What you need to do:
Take each line of the entries below that contains "Table" and copy it.

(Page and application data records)
*****

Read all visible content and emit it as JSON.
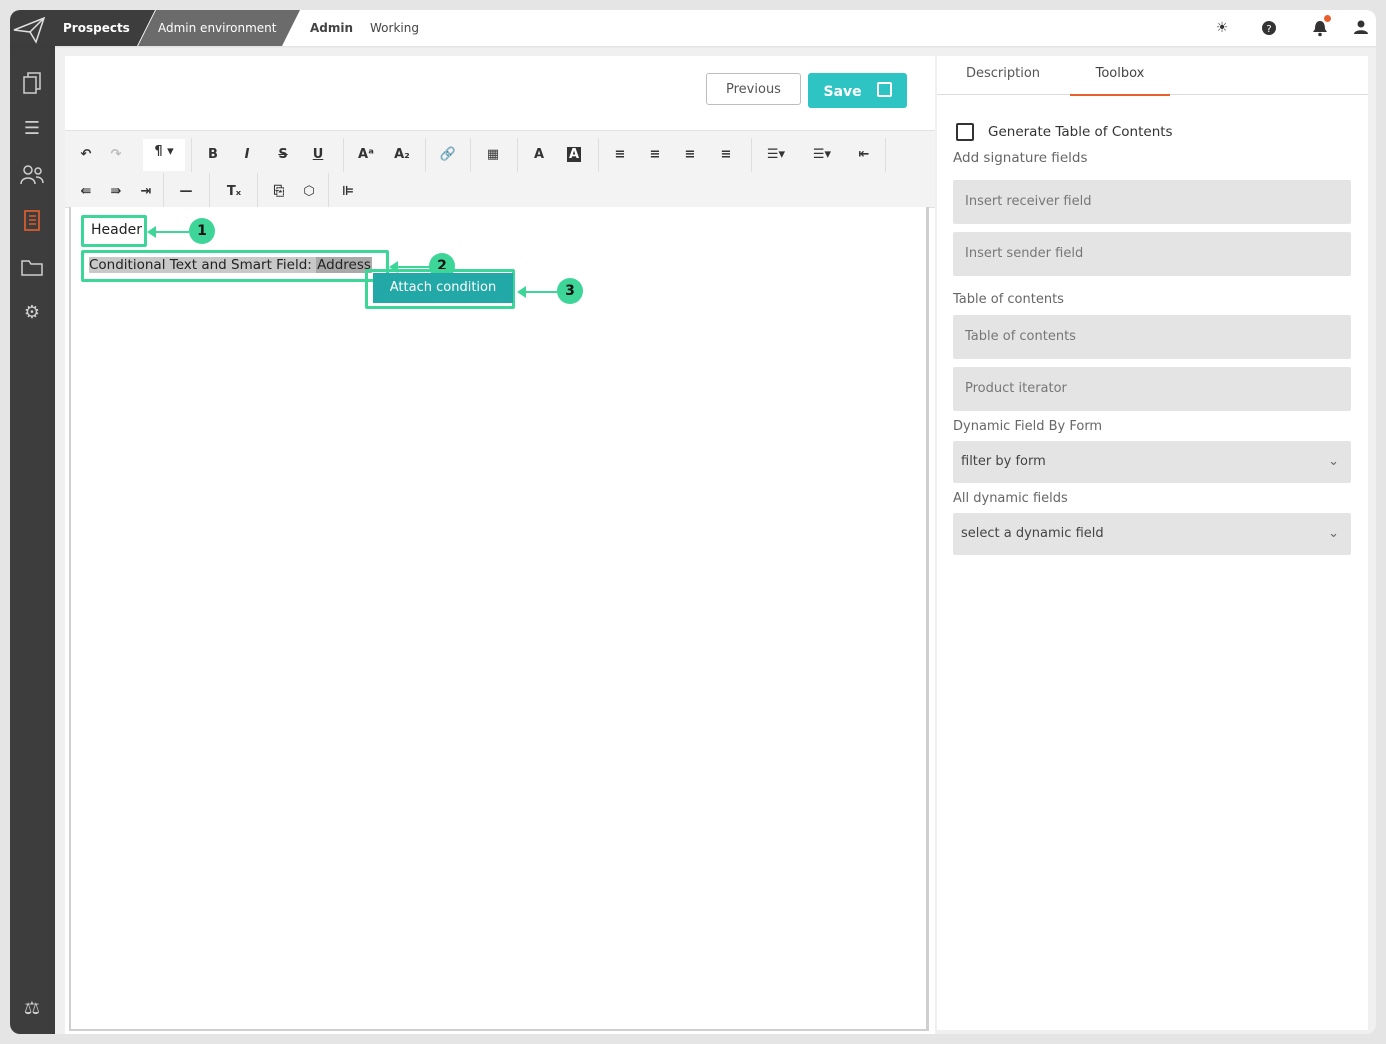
{
  "topbar": {
    "breadcrumbs": [
      "Prospects",
      "Admin environment"
    ],
    "nav": [
      "Admin",
      "Working"
    ],
    "icons": [
      "sun-icon",
      "help-icon",
      "bell-icon",
      "user-icon"
    ],
    "notification_dot_color": "#e8602c"
  },
  "editor": {
    "previous_label": "Previous",
    "save_label": "Save",
    "header_text": "Header",
    "smart_text_prefix": "Conditional Text and Smart Field: ",
    "smart_field": "Address",
    "attach_condition_label": "Attach condition",
    "callouts": [
      "1",
      "2",
      "3"
    ]
  },
  "rightpanel": {
    "tabs": [
      "Description",
      "Toolbox"
    ],
    "active_tab": "Toolbox",
    "generate_toc_label": "Generate Table of Contents",
    "signature_section": "Add signature fields",
    "insert_receiver": "Insert receiver field",
    "insert_sender": "Insert sender field",
    "toc_section": "Table of contents",
    "toc_button": "Table of contents",
    "product_iterator": "Product iterator",
    "dynamic_by_form_section": "Dynamic Field By Form",
    "filter_by_form": "filter by form",
    "all_dynamic_section": "All dynamic fields",
    "select_dynamic": "select a dynamic field"
  },
  "colors": {
    "accent": "#2ec4c4",
    "highlight": "#3ed598",
    "tab_underline": "#e8602c",
    "rail": "#3d3d3d"
  }
}
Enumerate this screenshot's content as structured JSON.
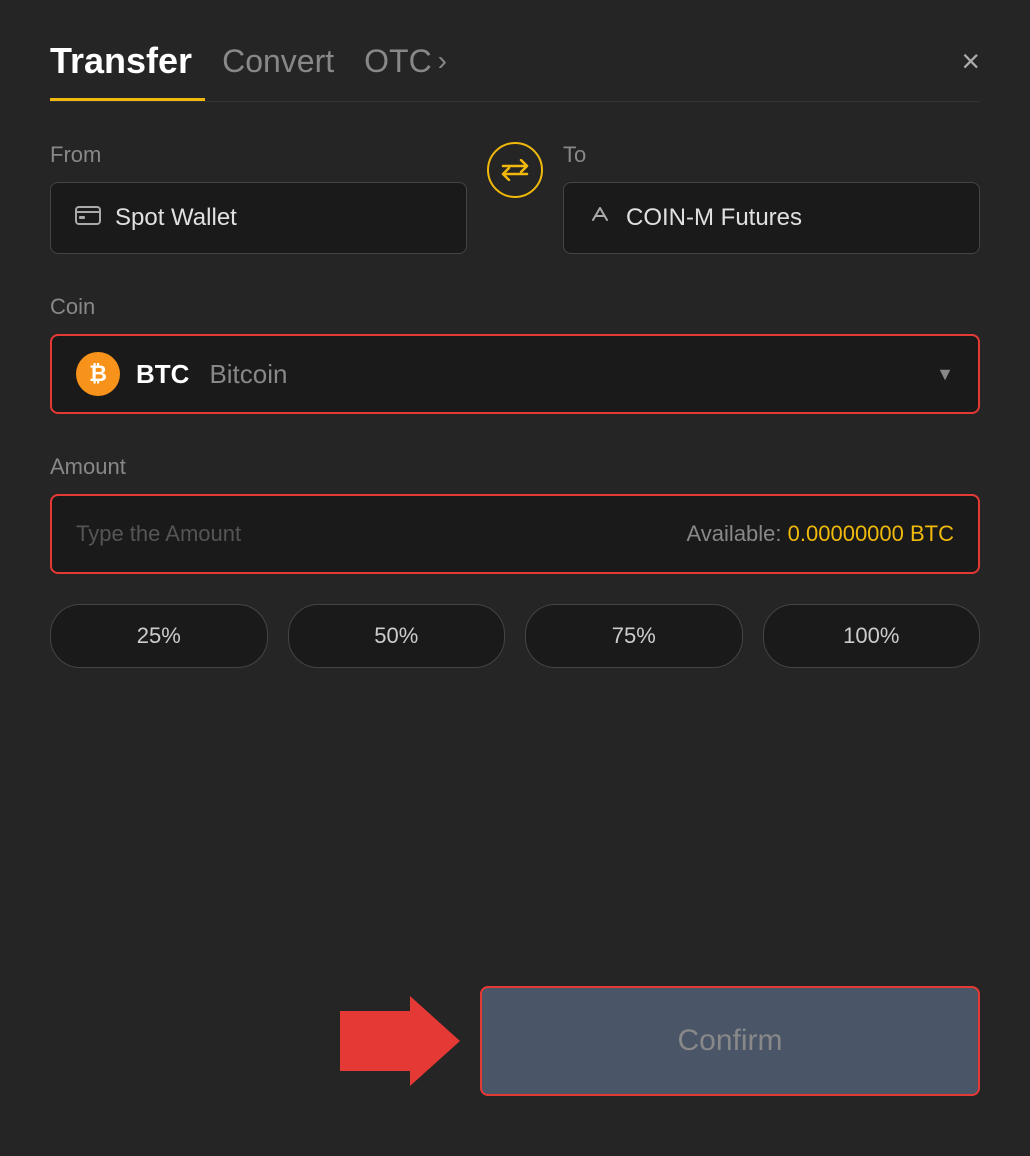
{
  "header": {
    "tab_transfer": "Transfer",
    "tab_convert": "Convert",
    "tab_otc": "OTC",
    "close_label": "×"
  },
  "from": {
    "label": "From",
    "wallet_name": "Spot Wallet"
  },
  "to": {
    "label": "To",
    "wallet_name": "COIN-M Futures"
  },
  "coin": {
    "label": "Coin",
    "symbol": "BTC",
    "name": "Bitcoin"
  },
  "amount": {
    "label": "Amount",
    "placeholder": "Type the Amount",
    "available_label": "Available:",
    "available_value": "0.00000000 BTC"
  },
  "percentages": [
    {
      "label": "25%"
    },
    {
      "label": "50%"
    },
    {
      "label": "75%"
    },
    {
      "label": "100%"
    }
  ],
  "confirm": {
    "label": "Confirm"
  },
  "icons": {
    "card": "▣",
    "transfer": "↑",
    "swap": "⇄",
    "chevron": "›",
    "btc": "₿",
    "dropdown_arrow": "▼"
  },
  "colors": {
    "accent": "#f0b90b",
    "error_border": "#e53935",
    "bg_dark": "#252525",
    "bg_darker": "#1a1a1a"
  }
}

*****

Result of this task:
    "generate_toc_label": "Generate Table of Contents",
    "toc_section": "Table of contents",
    "toc_button": "Table of contents",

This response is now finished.